Breadwinner Spotlight | Joel Malard’s “Social Sting Operation”

November 14, 2018

In 2017, Breadwinner donor and volunteer Joel Malard approached us to propose a “social sting operation.” His objective was grassroots job creation – literally one job at a time. He achieved this by funding the salary for our Policy & Advocacy Manager Becky Gershon (pictured above right) for one year. We recently interviewed Joel about what inspired his generous gift.

Breadwinner donor and volunteer, Joel Malard

What prompted you to make such a generous gift to the San Francisco-Marin Food Bank?

First, I want to thank all of you at the San Francisco-Marin Food Bank for your openness in taking part in my bizarre pilot study about grassroots job creation. Your dedication to your mission, your work, and your vision made a success of what could have been a pointless bet on the human spirit.

After experiencing the ups and downs of working in Silicon Valley start-ups, I was laid off in 2012. My first reaction was to create jobs, drawing on the wisdom of my father who taught me “if you can’t join them, beat them.” He applied this approach to the job market, to education opportunities, to any adversity that life threw at him. So, I set a goal to employ one person for one year – my own “social sting operation.”

During this time of reflection, I remembered stories I had heard about my grandparents generosity: when a traveler came asking for food at their farm, they would give him work, food and shelter for a couple of days, and on his last morning, a packed lunch for the day. It was an old tradition that I could not directly match in these modern times. But I felt compelled to somehow fulfill this tradition in my own way.. As my plan evolved, I decided to delegate the hiring to someone else – and so I reached out to the Food Bank.

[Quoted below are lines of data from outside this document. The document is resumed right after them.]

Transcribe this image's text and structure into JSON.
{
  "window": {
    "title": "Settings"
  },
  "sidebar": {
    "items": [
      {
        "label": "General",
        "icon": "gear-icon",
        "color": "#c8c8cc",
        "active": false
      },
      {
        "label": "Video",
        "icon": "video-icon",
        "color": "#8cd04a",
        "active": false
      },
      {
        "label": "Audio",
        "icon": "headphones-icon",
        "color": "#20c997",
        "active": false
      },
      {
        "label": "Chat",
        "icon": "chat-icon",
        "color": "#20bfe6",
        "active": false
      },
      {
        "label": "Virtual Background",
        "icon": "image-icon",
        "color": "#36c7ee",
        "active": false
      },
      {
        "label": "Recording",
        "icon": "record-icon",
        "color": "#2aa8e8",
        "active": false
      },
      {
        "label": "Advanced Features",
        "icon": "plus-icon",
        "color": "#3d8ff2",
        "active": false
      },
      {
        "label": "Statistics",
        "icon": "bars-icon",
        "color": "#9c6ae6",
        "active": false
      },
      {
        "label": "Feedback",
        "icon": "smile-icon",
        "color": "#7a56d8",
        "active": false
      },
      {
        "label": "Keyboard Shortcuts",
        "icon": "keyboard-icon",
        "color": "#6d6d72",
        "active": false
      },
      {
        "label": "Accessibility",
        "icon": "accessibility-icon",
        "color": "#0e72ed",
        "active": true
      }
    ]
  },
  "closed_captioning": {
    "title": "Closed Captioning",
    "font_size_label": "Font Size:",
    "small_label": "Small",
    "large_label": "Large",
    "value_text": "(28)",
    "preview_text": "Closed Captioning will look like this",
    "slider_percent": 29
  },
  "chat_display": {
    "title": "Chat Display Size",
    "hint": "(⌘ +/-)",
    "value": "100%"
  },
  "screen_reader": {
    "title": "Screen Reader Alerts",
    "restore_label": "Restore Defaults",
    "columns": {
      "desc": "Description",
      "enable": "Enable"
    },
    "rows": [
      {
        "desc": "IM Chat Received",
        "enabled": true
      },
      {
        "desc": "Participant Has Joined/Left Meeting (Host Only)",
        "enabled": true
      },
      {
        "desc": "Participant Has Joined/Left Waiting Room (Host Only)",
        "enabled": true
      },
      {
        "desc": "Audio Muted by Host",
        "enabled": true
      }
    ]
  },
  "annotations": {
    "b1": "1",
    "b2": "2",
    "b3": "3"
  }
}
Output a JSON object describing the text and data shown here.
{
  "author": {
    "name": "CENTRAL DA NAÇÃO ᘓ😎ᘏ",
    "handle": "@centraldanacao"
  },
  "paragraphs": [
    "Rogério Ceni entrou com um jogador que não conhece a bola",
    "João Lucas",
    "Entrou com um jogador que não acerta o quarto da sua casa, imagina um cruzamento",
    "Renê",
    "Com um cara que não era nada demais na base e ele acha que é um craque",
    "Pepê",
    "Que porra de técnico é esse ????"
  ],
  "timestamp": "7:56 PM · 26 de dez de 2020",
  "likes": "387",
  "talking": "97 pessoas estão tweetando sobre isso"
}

The San Francisco-Marin Food Bank was the first Bay Area institution that I contacted. It fulfills an essential, basic human need, and it has a clear mandate and immediate tangible returns to the local community. I had volunteered at the Food Bank and been impressed by its reach and operations. The Food Bank’s location in San Francisco would make a successful pilot study in grassroots job creation both immediately relevant and widely visible.

My donation came with a few strings attached, which I felt were essential for the experience to be positive for everyone. First, the money was for a new position competitively open to all. Second, it had to be fully aligned with the Food Bank’s mission. Third, the new position needed to have a fighting chance of becoming self-funded within a year. As a result, the whole cycle – from writing the job description to hiring a candidate – was solely the responsibility of the Food Bank. It was the right decision.

What policy or advocacy issues are most important to you and why?
Food is always a top priority; as the saying goes, “a famished stomach has no ear.” We will always have needs, but today the misery in San Francisco is heartbreaking. The policy issue that matters most to me is to form outstanding leaders for tomorrow and to plan for the next generation after them, both in regards to professional mastery and moral courage. My donation is an act of faith in the American People and the resilience of its spirit.

What opportunities do you see for California to lead on addressing food insecurity?
California is positioned to lead the nation in addressing food insecurity if only because its agriculture sector is the largest. The San Francisco-Marin Food Bank has a stellar reputation in food distribution and expertise that could benefit other food banks around the USA.

Advocacy, coupled with innovation, is key. A comprehensive plan to address food insecurity must also include housing, water management, and the containment of soil pollution. Clean water distribution, recycling, and desalination are critical to food production worldwide. These are areas where Bay Area entrepreneurs may make a lasting contribution.

Last but not least, CalFresh (food stamps) is remarkable because, among other things, it brings balance to nutrition by making access to fresh, nutritious produce available to low-income neighbors. The balance between a fulfilling piece of bread and a nutritious piece of fish echoes the broader need for balance between basic human needs and the imperatives of society. California Food Banks are, in my opinion, ideally positioned to inform and encourage the lateral thinking and the moral courage required to build a striving community constantly reshaped by technological and financial progress.